Resident Evil 4 may give Skyrim a run for its money when it comes to re-releases: PS2, PC, Wii, iPhone (opens in new tab), PC again, etc. It’s funny, but I did buy three of those reissues myself. RE4 is a near-perfect shooter with a long, generous campaign, inventive encounters, a unique atmosphere, and perhaps the best inventory screen ever. It’s so good already we practically begged Capcom not to bother remaking it (opens in new tab).
Well, Capcom is remaking Resident Evil 4 (opens in new tab), and I owe it to my seventh grade self (who is blasting ganados with a Wiimote in the living room) to try to figure out how they will. What can we expect when we enter the world of survival horror yet again?
Resident Evil 4 landed on something special with its combination of tank controls, swarming enemies, and explosive melee combos set off by shooting weak points. We’ve seen imitations ever since, but nothing quite matched RE4 until the Resident Evil 2 remake, which managed a similar feel alongside quality-of-life improvements like being able to move while you aim.
Take the RE2 remake’s gunplay and technological advancements and replace those cramped halls and bullet resistant zombies with wider arenas and more flimsy ganados, and I think the RE4 remake could be an easy winner. It wouldn’t need to reinvent the wheel, seeing as how the RE2 remake’s gameplay is already so close to RE4, but it would be fun. I’ll be curious to see if the RE4 remake reintroduces more actiony elements absent from the RE2 remake—like those aforementioned contextual takedowns—but one thing I won’t miss is quick-time events. If I never see a flashing button prompt to outrun a boulder again it’ll be too soon.

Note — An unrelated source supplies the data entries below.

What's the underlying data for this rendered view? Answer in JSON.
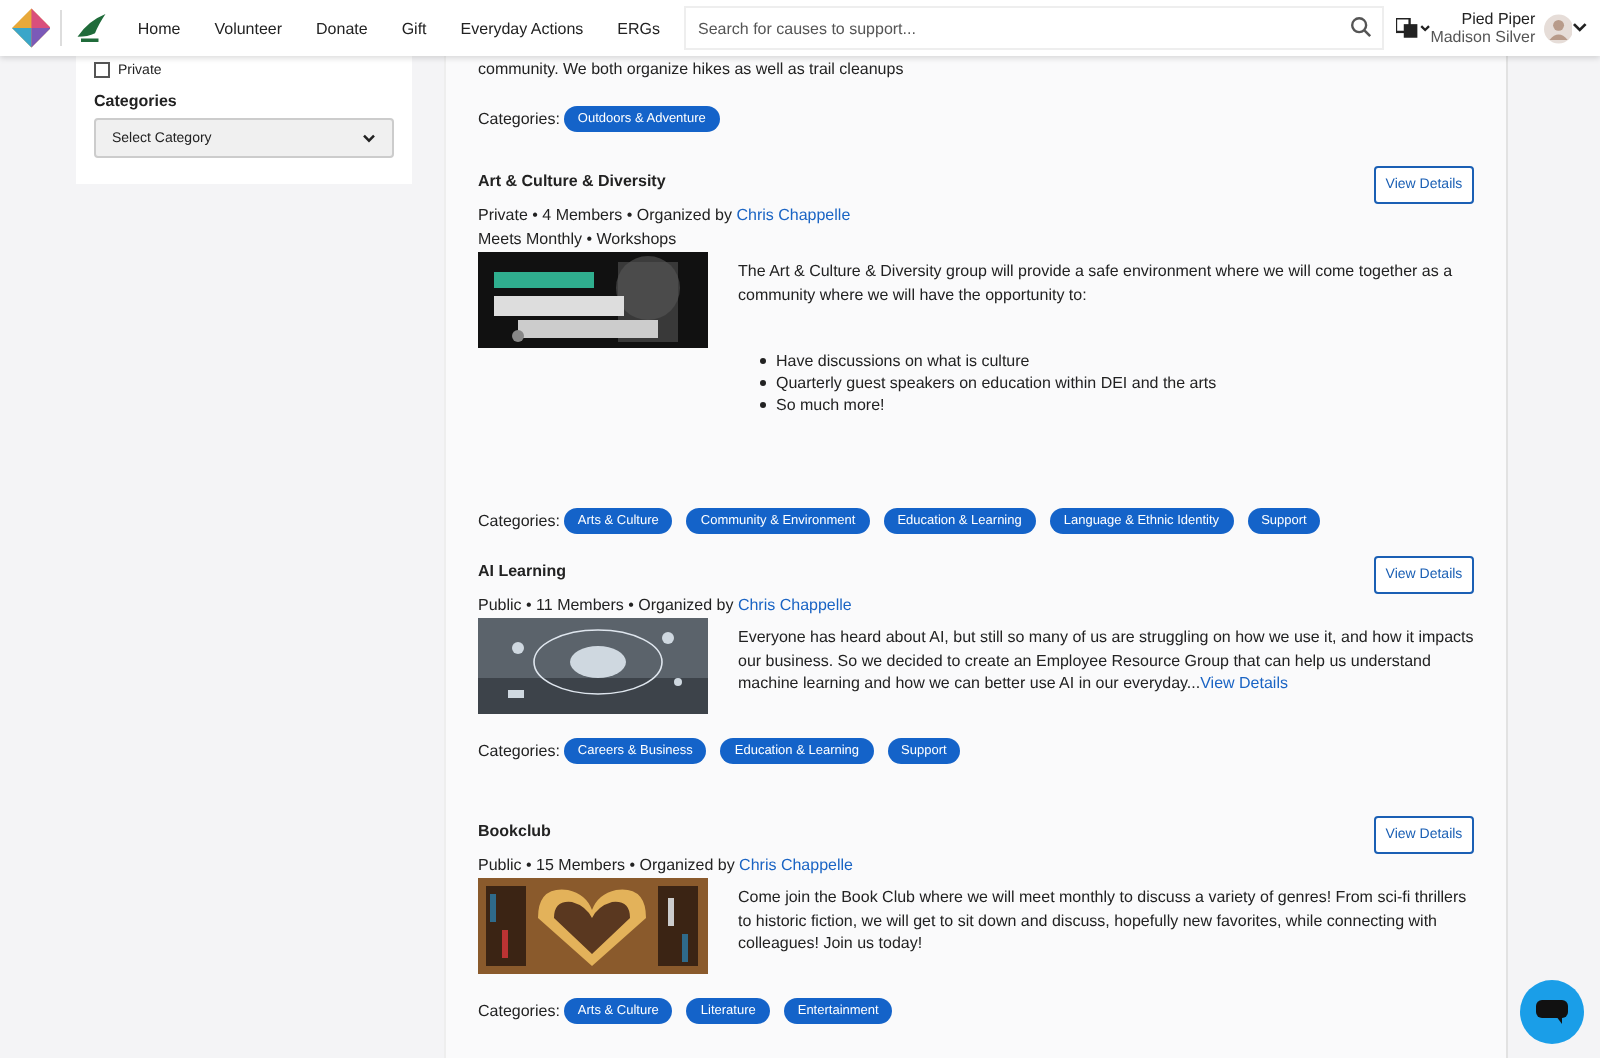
{
  "nav": {
    "links": [
      "Home",
      "Volunteer",
      "Donate",
      "Gift",
      "Everyday Actions",
      "ERGs"
    ],
    "search": {
      "placeholder": "Search for causes to support..."
    },
    "user": {
      "org": "Pied Piper",
      "name": "Madison Silver"
    }
  },
  "sidebar": {
    "private": {
      "label": "Private",
      "checked": false
    },
    "categories_label": "Categories",
    "select": {
      "placeholder": "Select Category"
    }
  },
  "partial_group": {
    "description": "community. We both organize hikes as well as trail cleanups",
    "categories_label": "Categories:",
    "categories": [
      "Outdoors & Adventure"
    ]
  },
  "groups": [
    {
      "title": "Art & Culture & Diversity",
      "meta": "Private • 4 Members • Organized by",
      "organizer": "Chris Chappelle",
      "schedule": "Meets Monthly • Workshops",
      "button": "View Details",
      "description": "The Art & Culture & Diversity group will provide a safe environment where we will come together as a community where we will have the opportunity to:",
      "bullets": [
        "Have discussions on what is culture",
        "Quarterly guest speakers on education within DEI and the arts",
        "So much more!"
      ],
      "kind": "picture",
      "categories_label": "Categories:",
      "categories": [
        "Arts & Culture",
        "Community & Environment",
        "Education & Learning",
        "Language & Ethnic Identity",
        "Support"
      ]
    },
    {
      "title": "AI Learning",
      "meta": "Public • 11 Members • Organized by",
      "organizer": "Chris Chappelle",
      "button": "View Details",
      "description": "Everyone has heard about AI, but still so many of us are struggling on how we use it, and how it impacts our business. So we decided to create an Employee Resource Group that can help us understand machine learning and how we can better use AI in our everyday...",
      "more_link": "View Details",
      "kind": "picture",
      "categories_label": "Categories:",
      "categories": [
        "Careers & Business",
        "Education & Learning",
        "Support"
      ]
    },
    {
      "title": "Bookclub",
      "meta": "Public • 15 Members • Organized by",
      "organizer": "Chris Chappelle",
      "button": "View Details",
      "description": "Come join the Book Club where we will meet monthly to discuss a variety of genres! From sci-fi thrillers to historic fiction, we will get to sit down and discuss, hopefully new favorites, while connecting with colleagues! Join us today!",
      "kind": "picture",
      "categories_label": "Categories:",
      "categories": [
        "Arts & Culture",
        "Literature",
        "Entertainment"
      ]
    }
  ]
}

Modern remakes of 2000s games often lose something of the original’s art style. The widespread praise of the Demon’s Souls Remake always makes me feel crazy—it’s graphically advanced, sure, but it doesn’t have any, well, soul.
I’ve seen similar concerns raised about the RE4 remake, and while we don’t have a lot to go on yet I’m cautiously optimistic about its art style and atmosphere. Capcom has a good track record with reimagining Resident Evils, with the remakes of RE2 and RE1 arguably surpassing the originals’ atmosphere. I am curious to see how the RE4 remake handles the game’s third act on an industrial, militarized island. Despite strong set pieces like the fights with Krauser or being hunted by Iron Maidens, it’s by far the weakest part of the game and the most likely to benefit from some revision.
If the remakes of Resident Evils 1-3 are anything to go by, we can probably expect the characters and story of RE4 to remain intact. The trailer provided glimpses of Ada Wong, Luis Sera (and his bad ass Red9 (opens in new tab) gun), Ashley, and act 1 boss Bitores Mendez. Presumably the final game will include fan favorites Ramon Salazar (Spanish Napoleon) and the Merchant (strangah (opens in new tab).)
These sillier elements may clash with the more serious direction Resident Evil has sometimes taken, but I’d argue that tension was present in—and even a big draw of—the original Resident Evil 4. Despite the silliness and one liners, the game has a real undercurrent of horror and melancholy, and the over-the-top elements serve to make it all the more surreal. One of the scariest parts of the game, a cat-and-mouse with the xenomorph-esque verdugo, is preceded by a legendarily absurd exchange (opens in new tab) with that aforementioned squeaky Spanish Napoleon, Salazar.
Please keep the attaché case
I’m begging you. It’s one of the best inventory screens in games: the detailed 3D models of your guns resting in there, the click clack sound effects as you reposition everything, the silly little poses Leon makes as you equip him. If they somehow muck up the combat and atmosphere, I’ll still be mollified if they just let me play Tetris with boxes of 9mm handgun bullets.